[Stored items from a collection]

Segment Open

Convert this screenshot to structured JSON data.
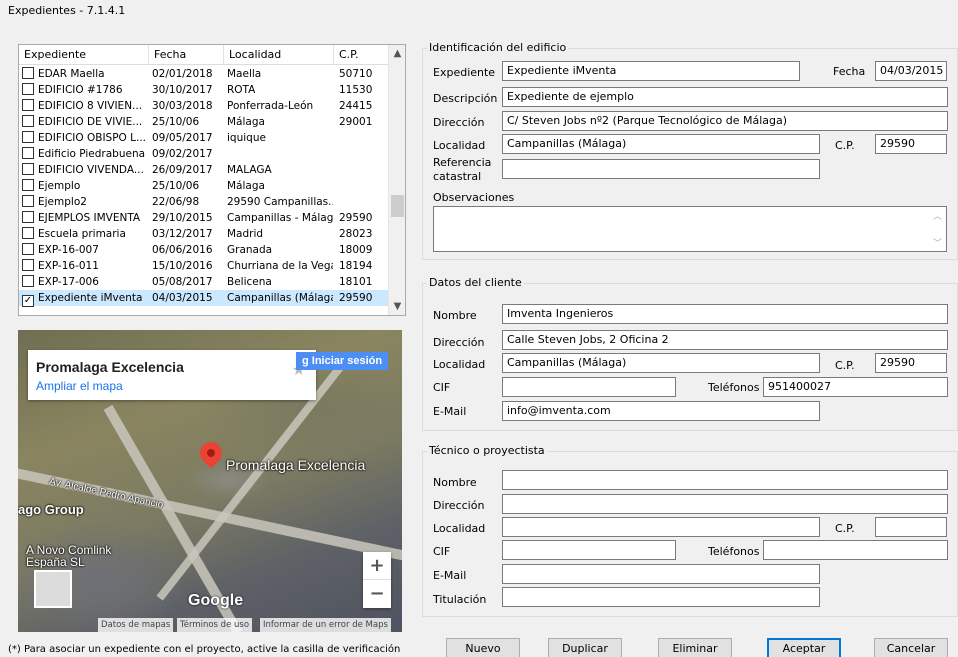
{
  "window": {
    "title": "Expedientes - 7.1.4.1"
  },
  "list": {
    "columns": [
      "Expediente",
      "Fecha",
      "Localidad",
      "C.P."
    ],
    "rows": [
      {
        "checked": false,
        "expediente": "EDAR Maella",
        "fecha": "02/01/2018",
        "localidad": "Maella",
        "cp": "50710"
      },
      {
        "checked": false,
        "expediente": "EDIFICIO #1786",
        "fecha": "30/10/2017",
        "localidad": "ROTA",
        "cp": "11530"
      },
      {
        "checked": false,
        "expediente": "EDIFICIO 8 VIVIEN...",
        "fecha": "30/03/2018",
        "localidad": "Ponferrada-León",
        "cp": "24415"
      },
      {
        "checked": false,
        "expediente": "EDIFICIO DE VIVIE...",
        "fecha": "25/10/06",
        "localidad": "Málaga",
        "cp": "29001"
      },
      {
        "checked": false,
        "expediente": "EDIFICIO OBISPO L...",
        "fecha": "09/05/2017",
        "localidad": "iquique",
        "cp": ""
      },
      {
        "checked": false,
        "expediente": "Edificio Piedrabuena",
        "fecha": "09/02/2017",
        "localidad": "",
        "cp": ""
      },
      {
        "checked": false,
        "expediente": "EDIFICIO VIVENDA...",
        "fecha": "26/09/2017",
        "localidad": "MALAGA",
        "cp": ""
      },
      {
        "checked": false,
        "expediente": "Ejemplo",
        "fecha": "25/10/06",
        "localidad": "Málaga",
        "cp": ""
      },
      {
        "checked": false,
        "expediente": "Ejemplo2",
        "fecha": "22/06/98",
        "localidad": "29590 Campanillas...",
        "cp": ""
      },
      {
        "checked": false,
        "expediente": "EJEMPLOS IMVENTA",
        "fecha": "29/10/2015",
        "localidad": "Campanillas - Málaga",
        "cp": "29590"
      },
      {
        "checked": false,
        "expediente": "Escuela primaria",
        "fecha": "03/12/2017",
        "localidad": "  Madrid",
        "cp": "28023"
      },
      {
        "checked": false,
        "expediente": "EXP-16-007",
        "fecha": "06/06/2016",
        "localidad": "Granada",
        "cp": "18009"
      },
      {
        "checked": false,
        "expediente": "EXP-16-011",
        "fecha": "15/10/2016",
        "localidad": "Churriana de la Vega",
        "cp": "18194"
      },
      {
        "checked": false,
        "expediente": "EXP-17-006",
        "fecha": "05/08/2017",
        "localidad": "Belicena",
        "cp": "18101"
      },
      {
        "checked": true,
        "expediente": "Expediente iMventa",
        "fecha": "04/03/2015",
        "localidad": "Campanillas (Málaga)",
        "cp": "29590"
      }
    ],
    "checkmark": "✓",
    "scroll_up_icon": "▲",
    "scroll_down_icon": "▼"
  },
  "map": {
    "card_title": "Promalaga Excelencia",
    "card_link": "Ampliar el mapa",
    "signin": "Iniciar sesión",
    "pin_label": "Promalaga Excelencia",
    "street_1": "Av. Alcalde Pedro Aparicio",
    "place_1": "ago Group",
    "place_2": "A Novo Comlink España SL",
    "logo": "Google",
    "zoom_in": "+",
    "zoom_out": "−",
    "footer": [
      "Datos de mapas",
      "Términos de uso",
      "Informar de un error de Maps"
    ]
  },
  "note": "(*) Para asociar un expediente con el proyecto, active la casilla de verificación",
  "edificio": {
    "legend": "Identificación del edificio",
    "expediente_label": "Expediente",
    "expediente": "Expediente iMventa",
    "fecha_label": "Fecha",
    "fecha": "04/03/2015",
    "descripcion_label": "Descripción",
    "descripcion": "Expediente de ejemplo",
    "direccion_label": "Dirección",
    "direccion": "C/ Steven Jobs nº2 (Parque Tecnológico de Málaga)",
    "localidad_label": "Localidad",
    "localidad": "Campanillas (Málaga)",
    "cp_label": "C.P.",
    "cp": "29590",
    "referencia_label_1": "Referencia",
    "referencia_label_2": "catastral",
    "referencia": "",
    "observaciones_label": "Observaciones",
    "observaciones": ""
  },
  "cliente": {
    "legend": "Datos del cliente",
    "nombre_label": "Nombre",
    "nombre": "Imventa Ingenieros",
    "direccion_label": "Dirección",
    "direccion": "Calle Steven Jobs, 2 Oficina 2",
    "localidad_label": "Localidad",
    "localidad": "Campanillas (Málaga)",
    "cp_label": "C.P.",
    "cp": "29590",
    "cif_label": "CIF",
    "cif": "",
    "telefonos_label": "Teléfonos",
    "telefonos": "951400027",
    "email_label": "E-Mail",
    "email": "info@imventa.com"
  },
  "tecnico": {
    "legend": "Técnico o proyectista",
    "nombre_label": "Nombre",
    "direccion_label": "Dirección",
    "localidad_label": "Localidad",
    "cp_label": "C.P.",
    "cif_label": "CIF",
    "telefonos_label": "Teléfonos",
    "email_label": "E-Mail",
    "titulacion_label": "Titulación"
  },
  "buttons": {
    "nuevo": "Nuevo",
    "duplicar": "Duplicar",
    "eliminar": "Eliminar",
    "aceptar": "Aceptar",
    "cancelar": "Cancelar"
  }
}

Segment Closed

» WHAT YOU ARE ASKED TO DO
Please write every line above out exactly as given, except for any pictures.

» EXERCISE SOLUTION
Convert this screenshot to structured JSON data.
{
  "window": {
    "title": "Expedientes - 7.1.4.1"
  },
  "list": {
    "columns": [
      "Expediente",
      "Fecha",
      "Localidad",
      "C.P."
    ],
    "rows": [
      {
        "checked": false,
        "expediente": "EDAR Maella",
        "fecha": "02/01/2018",
        "localidad": "Maella",
        "cp": "50710"
      },
      {
        "checked": false,
        "expediente": "EDIFICIO #1786",
        "fecha": "30/10/2017",
        "localidad": "ROTA",
        "cp": "11530"
      },
      {
        "checked": false,
        "expediente": "EDIFICIO 8 VIVIEN...",
        "fecha": "30/03/2018",
        "localidad": "Ponferrada-León",
        "cp": "24415"
      },
      {
        "checked": false,
        "expediente": "EDIFICIO DE VIVIE...",
        "fecha": "25/10/06",
        "localidad": "Málaga",
        "cp": "29001"
      },
      {
        "checked": false,
        "expediente": "EDIFICIO OBISPO L...",
        "fecha": "09/05/2017",
        "localidad": "iquique",
        "cp": ""
      },
      {
        "checked": false,
        "expediente": "Edificio Piedrabuena",
        "fecha": "09/02/2017",
        "localidad": "",
        "cp": ""
      },
      {
        "checked": false,
        "expediente": "EDIFICIO VIVENDA...",
        "fecha": "26/09/2017",
        "localidad": "MALAGA",
        "cp": ""
      },
      {
        "checked": false,
        "expediente": "Ejemplo",
        "fecha": "25/10/06",
        "localidad": "Málaga",
        "cp": ""
      },
      {
        "checked": false,
        "expediente": "Ejemplo2",
        "fecha": "22/06/98",
        "localidad": "29590 Campanillas...",
        "cp": ""
      },
      {
        "checked": false,
        "expediente": "EJEMPLOS IMVENTA",
        "fecha": "29/10/2015",
        "localidad": "Campanillas - Málaga",
        "cp": "29590"
      },
      {
        "checked": false,
        "expediente": "Escuela primaria",
        "fecha": "03/12/2017",
        "localidad": "  Madrid",
        "cp": "28023"
      },
      {
        "checked": false,
        "expediente": "EXP-16-007",
        "fecha": "06/06/2016",
        "localidad": "Granada",
        "cp": "18009"
      },
      {
        "checked": false,
        "expediente": "EXP-16-011",
        "fecha": "15/10/2016",
        "localidad": "Churriana de la Vega",
        "cp": "18194"
      },
      {
        "checked": false,
        "expediente": "EXP-17-006",
        "fecha": "05/08/2017",
        "localidad": "Belicena",
        "cp": "18101"
      },
      {
        "checked": true,
        "expediente": "Expediente iMventa",
        "fecha": "04/03/2015",
        "localidad": "Campanillas (Málaga)",
        "cp": "29590"
      }
    ],
    "checkmark": "✓",
    "scroll_up_icon": "▲",
    "scroll_down_icon": "▼"
  },
  "map": {
    "card_title": "Promalaga Excelencia",
    "card_link": "Ampliar el mapa",
    "signin": "Iniciar sesión",
    "pin_label": "Promalaga Excelencia",
    "street_1": "Av. Alcalde Pedro Aparicio",
    "place_1": "ago Group",
    "place_2": "A Novo Comlink España SL",
    "logo": "Google",
    "zoom_in": "+",
    "zoom_out": "−",
    "footer": [
      "Datos de mapas",
      "Términos de uso",
      "Informar de un error de Maps"
    ]
  },
  "note": "(*) Para asociar un expediente con el proyecto, active la casilla de verificación",
  "edificio": {
    "legend": "Identificación del edificio",
    "expediente_label": "Expediente",
    "expediente": "Expediente iMventa",
    "fecha_label": "Fecha",
    "fecha": "04/03/2015",
    "descripcion_label": "Descripción",
    "descripcion": "Expediente de ejemplo",
    "direccion_label": "Dirección",
    "direccion": "C/ Steven Jobs nº2 (Parque Tecnológico de Málaga)",
    "localidad_label": "Localidad",
    "localidad": "Campanillas (Málaga)",
    "cp_label": "C.P.",
    "cp": "29590",
    "referencia_label_1": "Referencia",
    "referencia_label_2": "catastral",
    "referencia": "",
    "observaciones_label": "Observaciones",
    "observaciones": ""
  },
  "cliente": {
    "legend": "Datos del cliente",
    "nombre_label": "Nombre",
    "nombre": "Imventa Ingenieros",
    "direccion_label": "Dirección",
    "direccion": "Calle Steven Jobs, 2 Oficina 2",
    "localidad_label": "Localidad",
    "localidad": "Campanillas (Málaga)",
    "cp_label": "C.P.",
    "cp": "29590",
    "cif_label": "CIF",
    "cif": "",
    "telefonos_label": "Teléfonos",
    "telefonos": "951400027",
    "email_label": "E-Mail",
    "email": "info@imventa.com"
  },
  "tecnico": {
    "legend": "Técnico o proyectista",
    "nombre_label": "Nombre",
    "direccion_label": "Dirección",
    "localidad_label": "Localidad",
    "cp_label": "C.P.",
    "cif_label": "CIF",
    "telefonos_label": "Teléfonos",
    "email_label": "E-Mail",
    "titulacion_label": "Titulación"
  },
  "buttons": {
    "nuevo": "Nuevo",
    "duplicar": "Duplicar",
    "eliminar": "Eliminar",
    "aceptar": "Aceptar",
    "cancelar": "Cancelar"
  }
}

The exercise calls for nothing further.